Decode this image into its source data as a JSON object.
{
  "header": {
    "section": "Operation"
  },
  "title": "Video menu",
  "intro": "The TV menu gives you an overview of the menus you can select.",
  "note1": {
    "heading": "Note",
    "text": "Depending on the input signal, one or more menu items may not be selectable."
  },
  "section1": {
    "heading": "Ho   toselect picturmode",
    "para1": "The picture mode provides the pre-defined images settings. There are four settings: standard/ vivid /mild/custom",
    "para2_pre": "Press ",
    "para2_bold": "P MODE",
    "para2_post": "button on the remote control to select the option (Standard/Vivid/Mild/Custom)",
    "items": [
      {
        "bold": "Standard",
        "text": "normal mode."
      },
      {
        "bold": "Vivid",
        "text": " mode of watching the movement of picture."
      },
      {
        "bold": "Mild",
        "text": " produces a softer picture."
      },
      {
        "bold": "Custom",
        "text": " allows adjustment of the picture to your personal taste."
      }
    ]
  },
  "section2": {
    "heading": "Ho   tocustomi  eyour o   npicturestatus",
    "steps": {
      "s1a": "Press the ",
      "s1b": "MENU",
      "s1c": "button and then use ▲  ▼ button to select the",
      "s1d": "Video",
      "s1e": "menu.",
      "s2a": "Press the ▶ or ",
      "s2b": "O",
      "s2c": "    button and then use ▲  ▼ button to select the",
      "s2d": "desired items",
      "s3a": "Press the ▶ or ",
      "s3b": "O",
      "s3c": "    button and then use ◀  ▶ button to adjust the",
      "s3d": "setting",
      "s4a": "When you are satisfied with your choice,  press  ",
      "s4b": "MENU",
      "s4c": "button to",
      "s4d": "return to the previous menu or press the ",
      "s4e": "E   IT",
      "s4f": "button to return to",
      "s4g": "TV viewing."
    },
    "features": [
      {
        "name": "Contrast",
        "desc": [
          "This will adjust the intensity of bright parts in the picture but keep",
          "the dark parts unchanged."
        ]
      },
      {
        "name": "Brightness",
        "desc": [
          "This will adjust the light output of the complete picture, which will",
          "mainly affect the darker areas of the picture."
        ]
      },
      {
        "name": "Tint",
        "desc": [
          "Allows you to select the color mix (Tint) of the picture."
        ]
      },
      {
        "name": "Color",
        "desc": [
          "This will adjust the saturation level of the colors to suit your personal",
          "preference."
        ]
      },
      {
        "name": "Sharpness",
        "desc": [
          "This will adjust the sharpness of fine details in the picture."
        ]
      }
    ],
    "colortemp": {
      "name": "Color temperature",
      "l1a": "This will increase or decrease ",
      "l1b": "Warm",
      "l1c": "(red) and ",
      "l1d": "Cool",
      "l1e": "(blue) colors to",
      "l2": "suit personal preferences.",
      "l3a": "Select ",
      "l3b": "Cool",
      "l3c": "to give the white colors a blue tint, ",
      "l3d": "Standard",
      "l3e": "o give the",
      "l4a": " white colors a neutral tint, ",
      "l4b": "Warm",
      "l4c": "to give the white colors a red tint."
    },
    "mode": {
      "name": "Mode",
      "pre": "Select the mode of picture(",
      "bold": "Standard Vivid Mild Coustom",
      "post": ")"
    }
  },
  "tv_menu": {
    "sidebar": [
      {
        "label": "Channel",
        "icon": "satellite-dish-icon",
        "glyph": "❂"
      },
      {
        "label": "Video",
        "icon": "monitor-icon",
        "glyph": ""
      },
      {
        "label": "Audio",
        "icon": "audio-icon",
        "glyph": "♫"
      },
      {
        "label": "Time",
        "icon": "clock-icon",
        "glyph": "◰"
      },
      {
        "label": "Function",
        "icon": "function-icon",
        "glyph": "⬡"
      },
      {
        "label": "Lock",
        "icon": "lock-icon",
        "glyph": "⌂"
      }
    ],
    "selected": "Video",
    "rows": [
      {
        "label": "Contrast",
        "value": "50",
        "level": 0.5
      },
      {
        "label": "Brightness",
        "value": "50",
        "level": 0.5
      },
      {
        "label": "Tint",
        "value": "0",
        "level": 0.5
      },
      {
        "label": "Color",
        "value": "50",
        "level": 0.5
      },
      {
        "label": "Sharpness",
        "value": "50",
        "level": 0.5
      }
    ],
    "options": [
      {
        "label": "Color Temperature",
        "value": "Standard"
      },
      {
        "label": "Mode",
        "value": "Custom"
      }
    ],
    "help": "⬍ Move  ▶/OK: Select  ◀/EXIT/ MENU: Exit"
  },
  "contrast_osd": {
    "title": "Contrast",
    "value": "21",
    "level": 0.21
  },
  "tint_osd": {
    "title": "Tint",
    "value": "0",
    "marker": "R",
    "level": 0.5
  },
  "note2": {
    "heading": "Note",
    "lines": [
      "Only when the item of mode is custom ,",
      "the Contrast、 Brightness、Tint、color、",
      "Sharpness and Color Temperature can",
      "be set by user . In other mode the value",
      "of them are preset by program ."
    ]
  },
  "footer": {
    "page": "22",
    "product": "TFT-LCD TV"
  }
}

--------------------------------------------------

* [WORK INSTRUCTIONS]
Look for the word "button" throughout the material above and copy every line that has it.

* [SOLUTION TO THE EXERCISE]
    "para2_post": "button on the remote control to select the option (Standard/Vivid/Mild/Custom)",
      "s1c": "button and then use ▲  ▼ button to select the",
      "s2c": "    button and then use ▲  ▼ button to select the",
      "s3c": "    button and then use ◀  ▶ button to adjust the",
      "s4c": "button to",
      "s4f": "button to return to",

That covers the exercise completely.